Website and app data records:
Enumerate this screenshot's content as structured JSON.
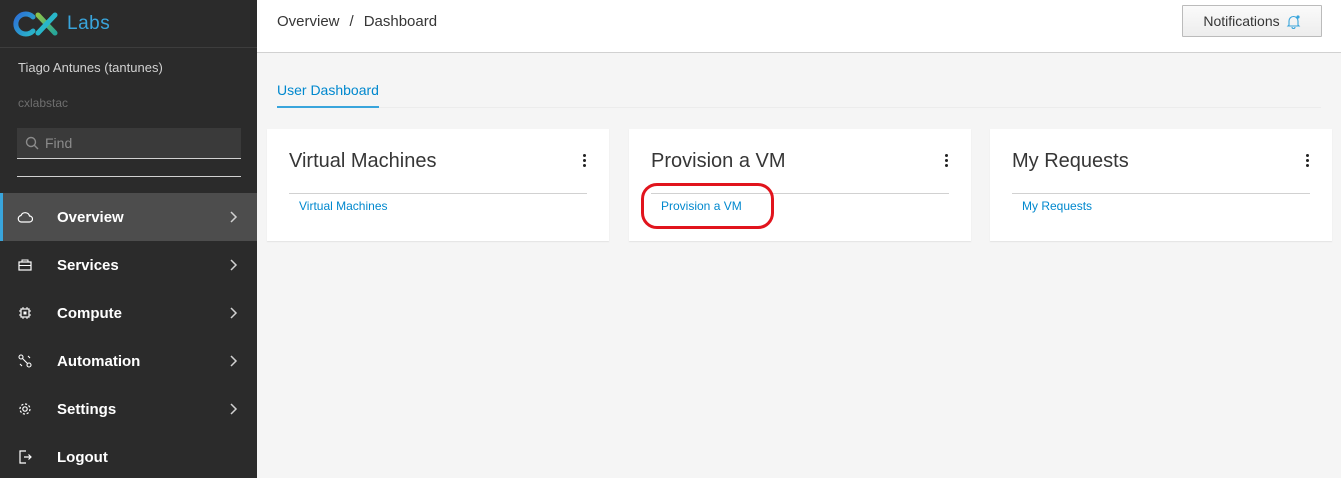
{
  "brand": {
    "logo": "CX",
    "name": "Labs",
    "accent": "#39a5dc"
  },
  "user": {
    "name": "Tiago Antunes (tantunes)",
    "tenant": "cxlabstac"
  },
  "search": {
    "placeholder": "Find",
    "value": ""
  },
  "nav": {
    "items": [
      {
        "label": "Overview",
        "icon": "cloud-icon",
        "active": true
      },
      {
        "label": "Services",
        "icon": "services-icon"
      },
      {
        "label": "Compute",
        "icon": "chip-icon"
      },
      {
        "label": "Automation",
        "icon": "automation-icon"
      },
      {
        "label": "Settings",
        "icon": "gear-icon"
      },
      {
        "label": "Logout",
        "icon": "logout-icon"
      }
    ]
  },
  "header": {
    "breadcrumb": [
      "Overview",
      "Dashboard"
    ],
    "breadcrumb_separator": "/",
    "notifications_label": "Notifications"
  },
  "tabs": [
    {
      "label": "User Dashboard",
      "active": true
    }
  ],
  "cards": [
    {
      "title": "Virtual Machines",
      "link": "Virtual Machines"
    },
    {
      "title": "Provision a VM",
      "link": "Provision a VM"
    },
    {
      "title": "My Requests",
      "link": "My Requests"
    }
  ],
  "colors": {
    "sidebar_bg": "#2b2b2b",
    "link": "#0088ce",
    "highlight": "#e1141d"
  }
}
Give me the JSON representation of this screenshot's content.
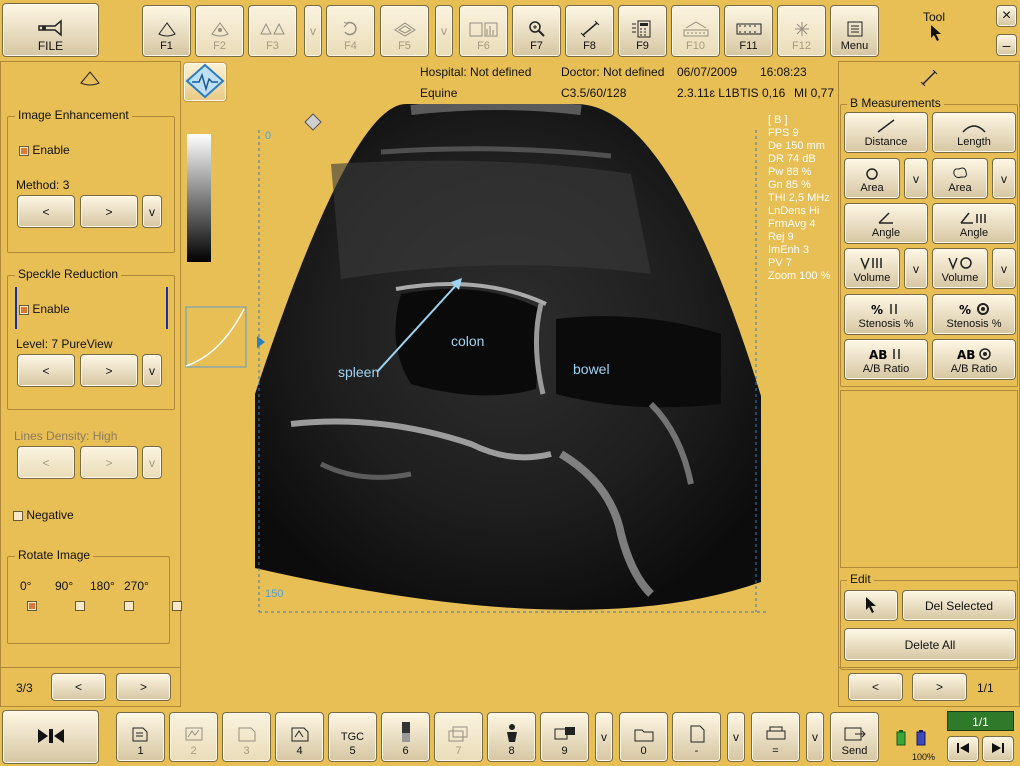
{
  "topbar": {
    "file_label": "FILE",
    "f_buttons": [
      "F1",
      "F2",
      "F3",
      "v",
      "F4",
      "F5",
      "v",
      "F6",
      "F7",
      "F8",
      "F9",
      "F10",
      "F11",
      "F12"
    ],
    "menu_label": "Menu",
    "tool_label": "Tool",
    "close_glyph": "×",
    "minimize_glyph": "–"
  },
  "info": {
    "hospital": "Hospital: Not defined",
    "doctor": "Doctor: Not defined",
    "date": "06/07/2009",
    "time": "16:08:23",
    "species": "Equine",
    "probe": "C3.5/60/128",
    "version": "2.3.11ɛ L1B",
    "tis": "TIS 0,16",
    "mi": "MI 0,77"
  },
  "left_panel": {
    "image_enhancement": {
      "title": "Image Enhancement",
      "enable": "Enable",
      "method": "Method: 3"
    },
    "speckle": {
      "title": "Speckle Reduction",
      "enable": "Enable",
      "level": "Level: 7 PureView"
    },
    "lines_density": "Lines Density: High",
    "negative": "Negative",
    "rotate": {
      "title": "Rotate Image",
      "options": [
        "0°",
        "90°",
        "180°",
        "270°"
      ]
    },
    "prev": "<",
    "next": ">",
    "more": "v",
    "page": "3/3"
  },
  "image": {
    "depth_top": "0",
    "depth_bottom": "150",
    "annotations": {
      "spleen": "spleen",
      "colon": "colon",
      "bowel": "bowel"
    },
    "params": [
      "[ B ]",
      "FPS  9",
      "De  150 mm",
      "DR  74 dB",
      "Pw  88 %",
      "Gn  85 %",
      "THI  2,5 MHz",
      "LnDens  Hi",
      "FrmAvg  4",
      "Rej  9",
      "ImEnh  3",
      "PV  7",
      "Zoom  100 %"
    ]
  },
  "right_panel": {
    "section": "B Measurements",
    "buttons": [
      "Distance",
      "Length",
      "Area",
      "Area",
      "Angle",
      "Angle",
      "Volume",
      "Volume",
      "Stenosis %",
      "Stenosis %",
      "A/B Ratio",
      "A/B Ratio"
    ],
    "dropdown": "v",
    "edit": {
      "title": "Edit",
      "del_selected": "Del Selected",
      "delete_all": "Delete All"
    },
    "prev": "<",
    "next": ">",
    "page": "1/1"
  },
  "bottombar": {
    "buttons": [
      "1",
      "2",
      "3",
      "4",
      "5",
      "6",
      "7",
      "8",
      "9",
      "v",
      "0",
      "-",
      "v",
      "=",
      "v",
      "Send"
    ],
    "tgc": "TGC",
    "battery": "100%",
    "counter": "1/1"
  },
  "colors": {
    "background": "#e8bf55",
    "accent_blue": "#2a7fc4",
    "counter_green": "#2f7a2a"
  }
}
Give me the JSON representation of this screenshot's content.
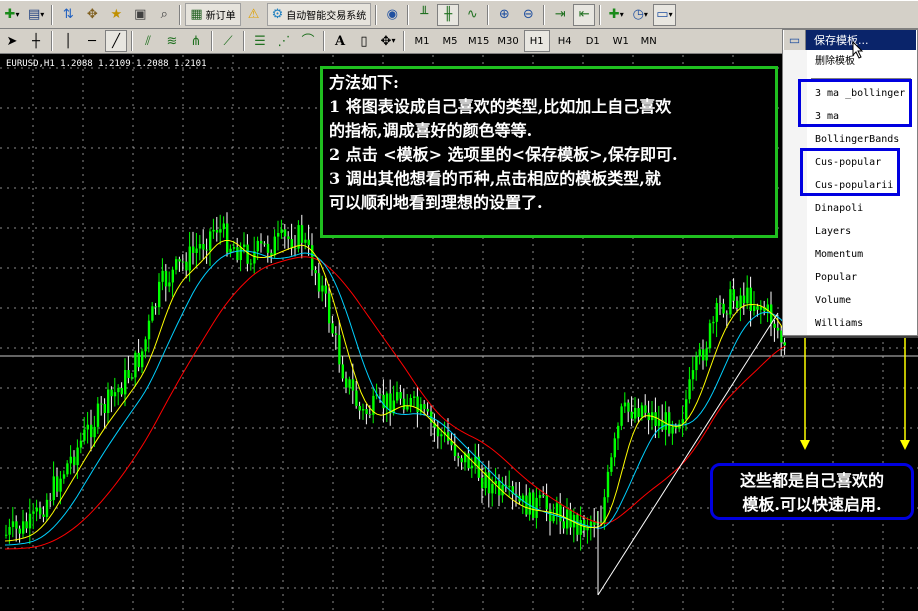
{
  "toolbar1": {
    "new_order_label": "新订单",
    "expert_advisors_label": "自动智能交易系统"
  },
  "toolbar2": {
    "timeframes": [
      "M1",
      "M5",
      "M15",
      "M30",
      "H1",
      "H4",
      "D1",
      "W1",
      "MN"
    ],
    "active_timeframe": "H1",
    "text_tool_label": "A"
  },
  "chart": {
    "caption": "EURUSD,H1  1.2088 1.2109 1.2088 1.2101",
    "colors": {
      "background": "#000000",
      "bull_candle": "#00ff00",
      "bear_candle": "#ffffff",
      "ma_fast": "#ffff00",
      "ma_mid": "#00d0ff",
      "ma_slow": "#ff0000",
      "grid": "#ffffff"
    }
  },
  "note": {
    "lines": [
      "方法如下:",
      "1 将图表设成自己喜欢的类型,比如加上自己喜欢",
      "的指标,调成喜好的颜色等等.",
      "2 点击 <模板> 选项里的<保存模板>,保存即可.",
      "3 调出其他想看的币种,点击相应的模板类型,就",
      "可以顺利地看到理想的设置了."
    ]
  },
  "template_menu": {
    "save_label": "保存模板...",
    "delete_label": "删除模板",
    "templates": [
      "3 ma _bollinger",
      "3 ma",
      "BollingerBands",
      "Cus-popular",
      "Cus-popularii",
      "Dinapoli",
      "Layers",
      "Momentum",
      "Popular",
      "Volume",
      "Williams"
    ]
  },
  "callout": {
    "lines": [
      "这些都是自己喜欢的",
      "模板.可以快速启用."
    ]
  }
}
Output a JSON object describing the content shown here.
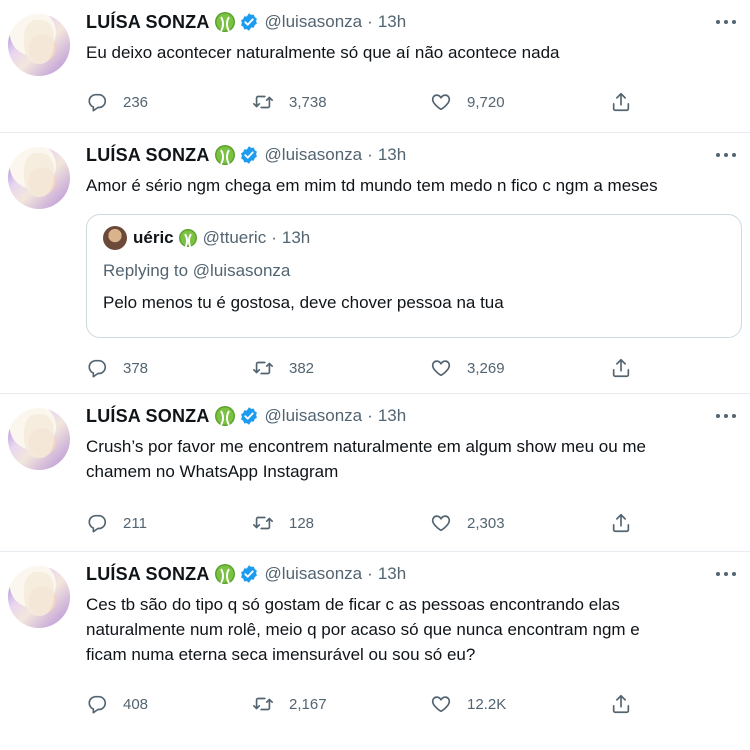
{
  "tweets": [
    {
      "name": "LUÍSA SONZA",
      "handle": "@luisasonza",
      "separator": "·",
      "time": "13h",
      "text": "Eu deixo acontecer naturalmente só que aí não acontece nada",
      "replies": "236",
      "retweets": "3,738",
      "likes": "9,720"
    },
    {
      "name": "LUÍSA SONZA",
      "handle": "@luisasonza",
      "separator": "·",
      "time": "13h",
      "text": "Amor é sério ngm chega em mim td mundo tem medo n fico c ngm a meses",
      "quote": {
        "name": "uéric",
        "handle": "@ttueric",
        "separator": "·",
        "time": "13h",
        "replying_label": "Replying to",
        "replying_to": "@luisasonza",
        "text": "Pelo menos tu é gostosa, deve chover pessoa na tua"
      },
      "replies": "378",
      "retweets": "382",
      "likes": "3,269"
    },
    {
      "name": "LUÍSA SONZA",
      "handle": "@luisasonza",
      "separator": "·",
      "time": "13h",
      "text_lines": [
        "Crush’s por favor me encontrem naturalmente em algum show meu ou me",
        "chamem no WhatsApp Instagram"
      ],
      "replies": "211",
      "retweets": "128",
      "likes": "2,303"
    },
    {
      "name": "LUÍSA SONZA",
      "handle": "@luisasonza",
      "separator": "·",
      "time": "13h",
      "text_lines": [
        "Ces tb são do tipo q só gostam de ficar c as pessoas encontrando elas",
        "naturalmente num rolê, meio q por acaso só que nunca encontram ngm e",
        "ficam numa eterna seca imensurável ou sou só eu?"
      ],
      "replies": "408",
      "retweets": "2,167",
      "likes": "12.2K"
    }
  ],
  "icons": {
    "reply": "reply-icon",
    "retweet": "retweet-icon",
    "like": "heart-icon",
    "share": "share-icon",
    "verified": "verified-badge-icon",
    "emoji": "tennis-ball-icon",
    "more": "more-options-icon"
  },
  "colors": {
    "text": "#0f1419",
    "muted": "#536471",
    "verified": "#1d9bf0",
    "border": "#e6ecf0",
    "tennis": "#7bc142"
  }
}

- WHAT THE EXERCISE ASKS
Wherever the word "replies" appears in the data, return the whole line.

- YOUR SOLUTION
      "replies": "236",
      "replies": "378",
      "replies": "211",
      "replies": "408",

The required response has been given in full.